Former skills minster and current chair of the Education Select Committee, Rob Halfon MP, has called for GCSEs to be scrapped. The exams regulator Ofqual reports that the number of people who understand GCSEs well has fallen since last year from 70 percent last to just 62 percent.
Alarmingly, over a third of employers are not aware that 9 is now the top GCSE grade, 23 percent think 1 is the best grade and another 13 percent haven’t a clue! Even more alarming is that six percent of teachers think 1 is the highest GCSE grade!
Given that employers consistently say that exam grades are not at the top of their list of recruitment criteria, surely it’s time we should rethink how we measure the skills, knowledge and aptitudes of young people?
GCSEs are very good for measuring if students are good at passing exams, but not necessarily an indication of employability skills or even academic prowess.

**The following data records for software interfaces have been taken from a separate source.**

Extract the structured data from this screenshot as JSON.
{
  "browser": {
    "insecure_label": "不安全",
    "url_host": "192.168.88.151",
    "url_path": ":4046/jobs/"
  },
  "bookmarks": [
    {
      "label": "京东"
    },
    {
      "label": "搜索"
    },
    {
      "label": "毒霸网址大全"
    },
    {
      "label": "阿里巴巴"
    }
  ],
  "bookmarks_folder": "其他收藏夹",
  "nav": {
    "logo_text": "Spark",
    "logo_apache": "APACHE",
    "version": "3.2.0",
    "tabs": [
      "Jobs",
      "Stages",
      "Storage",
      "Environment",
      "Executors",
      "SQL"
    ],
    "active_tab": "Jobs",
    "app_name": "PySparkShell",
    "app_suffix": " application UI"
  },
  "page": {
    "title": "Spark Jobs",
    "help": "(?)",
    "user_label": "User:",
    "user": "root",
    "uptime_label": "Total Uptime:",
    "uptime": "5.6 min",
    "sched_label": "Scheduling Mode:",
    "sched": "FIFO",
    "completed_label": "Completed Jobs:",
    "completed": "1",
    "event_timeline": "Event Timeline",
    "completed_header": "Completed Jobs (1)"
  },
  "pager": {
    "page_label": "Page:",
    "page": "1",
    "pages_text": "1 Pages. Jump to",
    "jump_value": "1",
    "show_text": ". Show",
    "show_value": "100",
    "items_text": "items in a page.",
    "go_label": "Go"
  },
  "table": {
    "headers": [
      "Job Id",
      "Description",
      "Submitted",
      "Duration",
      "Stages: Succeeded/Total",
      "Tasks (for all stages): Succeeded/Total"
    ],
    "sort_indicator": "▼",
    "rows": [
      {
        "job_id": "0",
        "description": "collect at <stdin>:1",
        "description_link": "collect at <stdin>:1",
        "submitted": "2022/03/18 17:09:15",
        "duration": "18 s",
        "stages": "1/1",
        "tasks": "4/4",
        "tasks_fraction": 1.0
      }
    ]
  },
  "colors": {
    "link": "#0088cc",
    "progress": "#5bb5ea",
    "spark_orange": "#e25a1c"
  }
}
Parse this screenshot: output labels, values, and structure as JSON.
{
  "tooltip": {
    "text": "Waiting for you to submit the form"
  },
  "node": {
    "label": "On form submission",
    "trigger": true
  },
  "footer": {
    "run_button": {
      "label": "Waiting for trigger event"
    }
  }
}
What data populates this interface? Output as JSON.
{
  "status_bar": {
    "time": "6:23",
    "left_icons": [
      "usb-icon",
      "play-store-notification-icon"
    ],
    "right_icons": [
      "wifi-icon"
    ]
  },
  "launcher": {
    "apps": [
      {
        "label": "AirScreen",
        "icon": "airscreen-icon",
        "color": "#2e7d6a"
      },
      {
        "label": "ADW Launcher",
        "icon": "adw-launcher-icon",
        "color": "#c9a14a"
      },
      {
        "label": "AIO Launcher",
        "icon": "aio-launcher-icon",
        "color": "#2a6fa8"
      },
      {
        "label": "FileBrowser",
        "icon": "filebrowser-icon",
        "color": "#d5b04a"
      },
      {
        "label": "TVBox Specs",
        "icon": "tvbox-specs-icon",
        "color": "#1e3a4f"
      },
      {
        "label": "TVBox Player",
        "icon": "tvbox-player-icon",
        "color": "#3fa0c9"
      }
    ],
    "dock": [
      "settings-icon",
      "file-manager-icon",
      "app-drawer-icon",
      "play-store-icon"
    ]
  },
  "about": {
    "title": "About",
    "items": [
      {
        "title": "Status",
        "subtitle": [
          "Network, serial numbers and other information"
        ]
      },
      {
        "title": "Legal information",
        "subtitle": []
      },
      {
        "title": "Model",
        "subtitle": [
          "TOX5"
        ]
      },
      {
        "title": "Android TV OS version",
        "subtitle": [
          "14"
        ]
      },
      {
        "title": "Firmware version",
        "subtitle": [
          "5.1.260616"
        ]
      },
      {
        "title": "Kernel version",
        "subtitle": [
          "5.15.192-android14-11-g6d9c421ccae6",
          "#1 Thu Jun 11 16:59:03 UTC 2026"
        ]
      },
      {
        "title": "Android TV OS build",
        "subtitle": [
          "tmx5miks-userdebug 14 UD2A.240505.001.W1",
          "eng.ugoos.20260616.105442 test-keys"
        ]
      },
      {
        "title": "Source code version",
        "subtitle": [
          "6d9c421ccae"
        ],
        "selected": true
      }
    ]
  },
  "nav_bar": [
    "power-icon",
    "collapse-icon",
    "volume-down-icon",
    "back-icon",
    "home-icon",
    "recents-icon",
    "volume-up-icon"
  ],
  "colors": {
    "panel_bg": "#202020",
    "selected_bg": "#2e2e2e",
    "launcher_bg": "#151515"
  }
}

A GCSE in maths does not necessarily make you numerate.
Teachers often talk resentfully about ‘teaching to the test’ and the curriculum time taken up with drilling students in exam questions, which could be spent on acquiring a richer and deeper subject knowledge and understanding.
That manner of inquiry also helps to develop the research skills, resilience and creativity which employers value, but also better equips young people to succeed in further and higher education. Read more